Writer Ta-Nehisi Coates, who covers politics and social issues as a national correspondent for The Atlantic and recently released his book entitled “Between the World and Me,” visited Kalamazoo on Tuesday Nov. 3. Coates was the keynote speaker at Kalamazoo Community Foundation’s 2015 community meeting in Miller Auditorium on Western Michigan University’s campus.
Before the meeting, Coates met with student journalists and writers interested in his newest book from Kalamazoo College, Western Michigan University, Kalamazoo Valley Community College, and high schools in the Kalamazoo area, and answered their questions.
The question and answer session began with the connection that has been described between the work of Coates and the work of novelist, essayist, playwright, and poet James Baldwin. One student asked Coates how he felt about the opinion some have that he is the “next” Baldwin.
“James Baldwin represents a lot of things to a lot of people, so it’s very hard to get a next James Baldwin,” Coates responded. “[He is the] most beautiful essayist I’ve ever read. [He had] clarity, honesty, and mixed that with beautiful poetic language.”
He added, “I just wanted to write a good book.”
Coates went on to discuss some of his other influences, including E.L. Doctorow, and stated that one of his strongest influences was rapper and songwriter Nas.
“[I’m] heavily influenced by poetry,” Coates said. “I’m deeply concerned with rhythm and how sentences feel.”
The journalist explained to the students why he writes about social issues such as race relations in the United States.
“I’m Black. It didn’t feel like a choice, you know?” Coates said. “When you write something, you’re within it.”
The author of “The Beautiful Struggle” answered questions about Howard University posed by a high school student who had just applied to the university.
“Everyone should go to HBCU (historically Black colleges and universities),” Coates said with a smile. “I didn’t know Black people had any money until I went to Howard…I hadn’t experienced Black people with parents who weren’t both Black. I didn’t know Black people were into Marilyn Manson.”

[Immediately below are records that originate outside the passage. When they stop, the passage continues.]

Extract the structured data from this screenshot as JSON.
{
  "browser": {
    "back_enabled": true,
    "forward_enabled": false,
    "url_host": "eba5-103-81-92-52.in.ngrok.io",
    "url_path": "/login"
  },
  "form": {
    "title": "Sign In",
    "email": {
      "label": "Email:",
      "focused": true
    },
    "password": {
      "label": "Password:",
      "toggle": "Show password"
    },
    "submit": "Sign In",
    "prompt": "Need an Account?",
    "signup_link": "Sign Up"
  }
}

“[Howard] was a very, very important place to me,” he added.
Coates also answered questions in regard to his thought process while writing his latest book and the idea of struggling.
“Struggle drives me to keep struggling,” Coates said “Struggling is working to a goal.”

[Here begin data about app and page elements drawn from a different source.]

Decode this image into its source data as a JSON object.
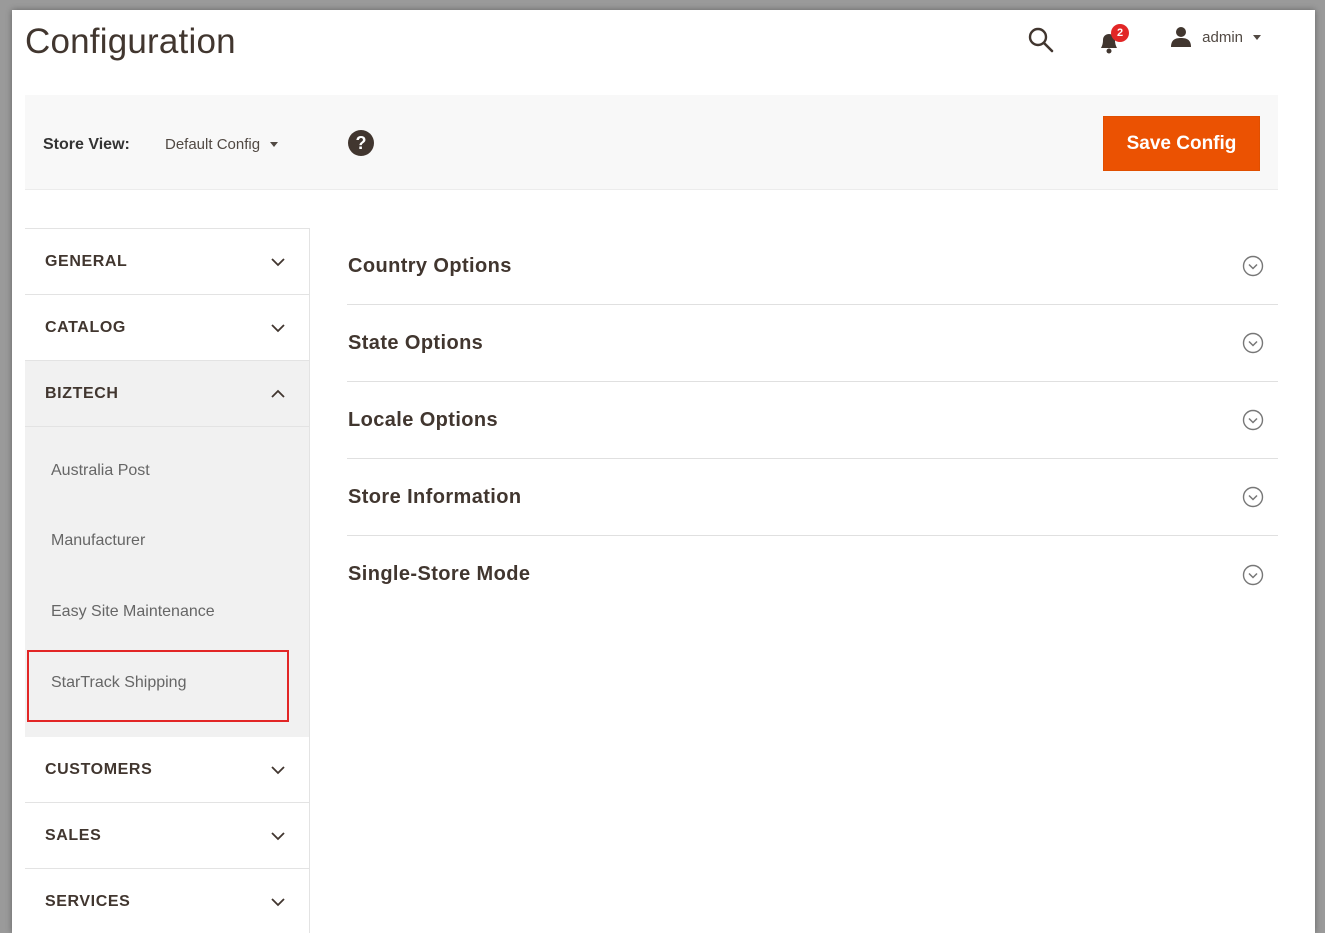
{
  "header": {
    "title": "Configuration",
    "notifications_count": "2",
    "user_name": "admin"
  },
  "store_bar": {
    "label": "Store View:",
    "selected": "Default Config",
    "help_symbol": "?",
    "save_label": "Save Config"
  },
  "sidebar": {
    "sections": [
      {
        "label": "GENERAL",
        "expanded": false
      },
      {
        "label": "CATALOG",
        "expanded": false
      },
      {
        "label": "BIZTECH",
        "expanded": true
      },
      {
        "label": "CUSTOMERS",
        "expanded": false
      },
      {
        "label": "SALES",
        "expanded": false
      },
      {
        "label": "SERVICES",
        "expanded": false
      }
    ],
    "biztech_items": [
      "Australia Post",
      "Manufacturer",
      "Easy Site Maintenance",
      "StarTrack Shipping"
    ]
  },
  "main": {
    "panels": [
      "Country Options",
      "State Options",
      "Locale Options",
      "Store Information",
      "Single-Store Mode"
    ]
  },
  "colors": {
    "accent": "#eb5202",
    "badge": "#e22626",
    "highlight": "#e22626",
    "text": "#41362f"
  },
  "icons": {
    "search": "search-icon",
    "bell": "bell-icon",
    "user": "user-icon",
    "help": "help-icon",
    "chevron": "chevron-down-icon",
    "circle_chevron": "circle-chevron-icon"
  }
}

He emphasized the importance of persevering in the face of difficulties. Coates said that the question he was trying to answer when he wrote his book, and the question that he thinks every person should try to answer is, “If I told you tomorrow that white supremacy would never be eradicated from this country, would you go home and lie in bed and eat a bag of Doritos?”